“There is still love in this world,” says 63-year-old Naima with tears in her eyes. Naima lives with her husband, Aftab, 73 years of age, in a one-room dwelling in the Seelampur slum.
Both Naima and Aftab belong to a small village in Uttar Pradesh. They were forced to come to Delhi for a better life after a few months of marriage. Aftab had a traumatic childhood when he lost his parents early in life.
When the young couple came to Delhi, they had no place to stay, and a relative of Naima offered them a place to stay in Seelampur, and this is where they continue to remain after 35 years. Aftab tried to find a steady job but could not. He tried selling vegetables or to work as a daily wage laborer. Soon Aftab and Naima’s family grew, and they had four children: one son and three daughters.
As Aftab never had a stable income, there was always a shortage of food at home. Naima remembers that she used to sleep on an empty stomach every other night and does not remember if she or her family ever wore new clothes. Their only son fell into bad company and dropped out of school to make matters worse. The daughters were married off at an early age so that there were fewer mouths to feed. Naima tried to supplement the income by stripping wires but had to leave as she developed a respiratory problem.
Naima’s son, who was an adult, started drinking alcohol. Although he used to work in a factory, he never used to contribute to the household expenses. Whenever his parents would ask him for money, the son would fight and physically abuse them. Aftab continued to work as a laborer, but he started experiencing tightness of the chest and excessive shortness of breath. Both Naima and Aftab were diagnosed with Chronic Obstructive Pulmonary Disease.
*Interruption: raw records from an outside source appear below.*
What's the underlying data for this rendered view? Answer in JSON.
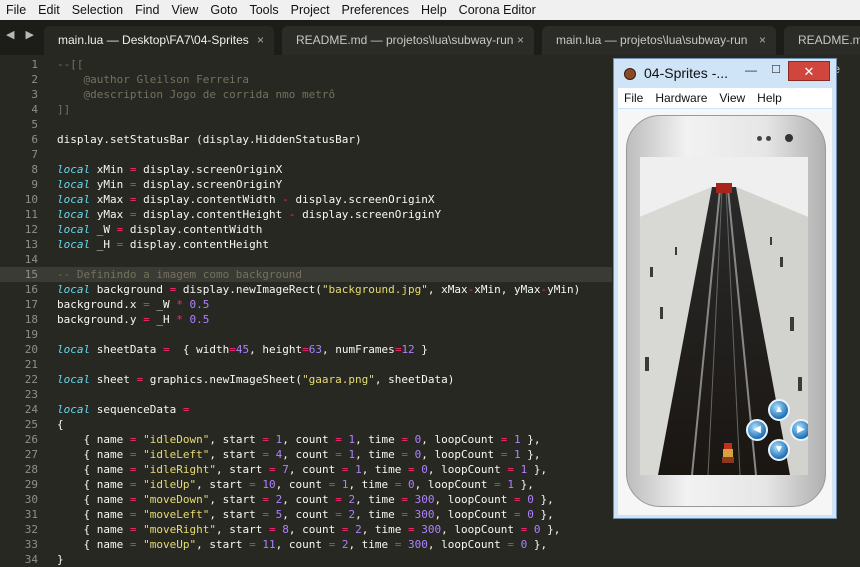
{
  "menu": [
    "File",
    "Edit",
    "Selection",
    "Find",
    "View",
    "Goto",
    "Tools",
    "Project",
    "Preferences",
    "Help",
    "Corona Editor"
  ],
  "tabs": [
    {
      "label": "main.lua — Desktop\\FA7\\04-Sprites",
      "active": true
    },
    {
      "label": "README.md — projetos\\lua\\subway-run",
      "active": false
    },
    {
      "label": "main.lua — projetos\\lua\\subway-run",
      "active": false
    },
    {
      "label": "README.md — proje",
      "active": false
    }
  ],
  "tab_close_glyph": "×",
  "nav_arrows": "◀ ▶",
  "code_lines": [
    {
      "n": "1",
      "t": "--[["
    },
    {
      "n": "2",
      "t": "    @author Gleilson Ferreira"
    },
    {
      "n": "3",
      "t": "    @description Jogo de corrida nmo metrô"
    },
    {
      "n": "4",
      "t": "]]"
    },
    {
      "n": "5",
      "t": ""
    },
    {
      "n": "6",
      "t": "display.setStatusBar (display.HiddenStatusBar)"
    },
    {
      "n": "7",
      "t": ""
    },
    {
      "n": "8",
      "t": "local xMin = display.screenOriginX"
    },
    {
      "n": "9",
      "t": "local yMin = display.screenOriginY"
    },
    {
      "n": "10",
      "t": "local xMax = display.contentWidth - display.screenOriginX"
    },
    {
      "n": "11",
      "t": "local yMax = display.contentHeight - display.screenOriginY"
    },
    {
      "n": "12",
      "t": "local _W = display.contentWidth"
    },
    {
      "n": "13",
      "t": "local _H = display.contentHeight"
    },
    {
      "n": "14",
      "t": ""
    },
    {
      "n": "15",
      "t": "-- Definindo a imagem como background"
    },
    {
      "n": "16",
      "t": "local background = display.newImageRect(\"background.jpg\", xMax-xMin, yMax-yMin)"
    },
    {
      "n": "17",
      "t": "background.x = _W * 0.5"
    },
    {
      "n": "18",
      "t": "background.y = _H * 0.5"
    },
    {
      "n": "19",
      "t": ""
    },
    {
      "n": "20",
      "t": "local sheetData =  { width=45, height=63, numFrames=12 }"
    },
    {
      "n": "21",
      "t": ""
    },
    {
      "n": "22",
      "t": "local sheet = graphics.newImageSheet(\"gaara.png\", sheetData)"
    },
    {
      "n": "23",
      "t": ""
    },
    {
      "n": "24",
      "t": "local sequenceData ="
    },
    {
      "n": "25",
      "t": "{"
    },
    {
      "n": "26",
      "t": "    { name = \"idleDown\", start = 1, count = 1, time = 0, loopCount = 1 },"
    },
    {
      "n": "27",
      "t": "    { name = \"idleLeft\", start = 4, count = 1, time = 0, loopCount = 1 },"
    },
    {
      "n": "28",
      "t": "    { name = \"idleRight\", start = 7, count = 1, time = 0, loopCount = 1 },"
    },
    {
      "n": "29",
      "t": "    { name = \"idleUp\", start = 10, count = 1, time = 0, loopCount = 1 },"
    },
    {
      "n": "30",
      "t": "    { name = \"moveDown\", start = 2, count = 2, time = 300, loopCount = 0 },"
    },
    {
      "n": "31",
      "t": "    { name = \"moveLeft\", start = 5, count = 2, time = 300, loopCount = 0 },"
    },
    {
      "n": "32",
      "t": "    { name = \"moveRight\", start = 8, count = 2, time = 300, loopCount = 0 },"
    },
    {
      "n": "33",
      "t": "    { name = \"moveUp\", start = 11, count = 2, time = 300, loopCount = 0 },"
    },
    {
      "n": "34",
      "t": "}"
    }
  ],
  "highlighted_line": "15",
  "simulator": {
    "title": "04-Sprites -...",
    "min_glyph": "—",
    "max_glyph": "☐",
    "close_glyph": "✕",
    "menu": [
      "File",
      "Hardware",
      "View",
      "Help"
    ],
    "dpad": {
      "up": "▲",
      "down": "▼",
      "left": "◀",
      "right": "▶"
    }
  },
  "colors": {
    "editor_bg": "#272822",
    "comment": "#75715e",
    "keyword": "#66d9ef",
    "string": "#e6db74",
    "number": "#ae81ff",
    "operator": "#f92672"
  }
}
Along with this, Naima became hypertensive and diabetic. With all the health issues and the situation at home, Naima and Aftab became depressed with no hope for the future. Aftab started doing piece work at home and used to get $2 a day for packing toys, but the work was not regular.
Soon after, the pandemic struck. With the lockdown, Aftab lost his work. There was no earning and no savings. Their son also left them to fend for themselves to add to their trauma. There was nobody to help them. Their married daughters expressed an inability to support them. In no time, all the food at home was finished. Aftab and Naima became helpless and discouraged with life. Naima spent the whole day crying, and they stopped having their medicines. Their health deteriorated, and they were on the brink of starvation.
During this time, an Asha warrior was visiting homes in their lane to raise awareness on Covid, and heard of their plight. Immediately the Asha team rushed to help them. After assessing their health status, the Asha nurse practitioner started both of them on regular treatment for COPD. Asha also ensured that Aftab and Naima received monthly grocery packets. They were also given cash to pay the electricity bill and cooking gas and buy some vegetables. Asha warriors visited them every day to spend some time with them.
Aftab and Naima continue to visit weekly clinics at the Asha center. Not only has their health improved, but also their outlook on life and the future has changed dramatically. They have become Asha Ambassadors in their community and regularly encourage other elderly to attend Asha clinics.
Naima and Aftab say they have found a family in Asha. A family filled with love and care, warmth and tenderness. “Asha has given us new life”, they say.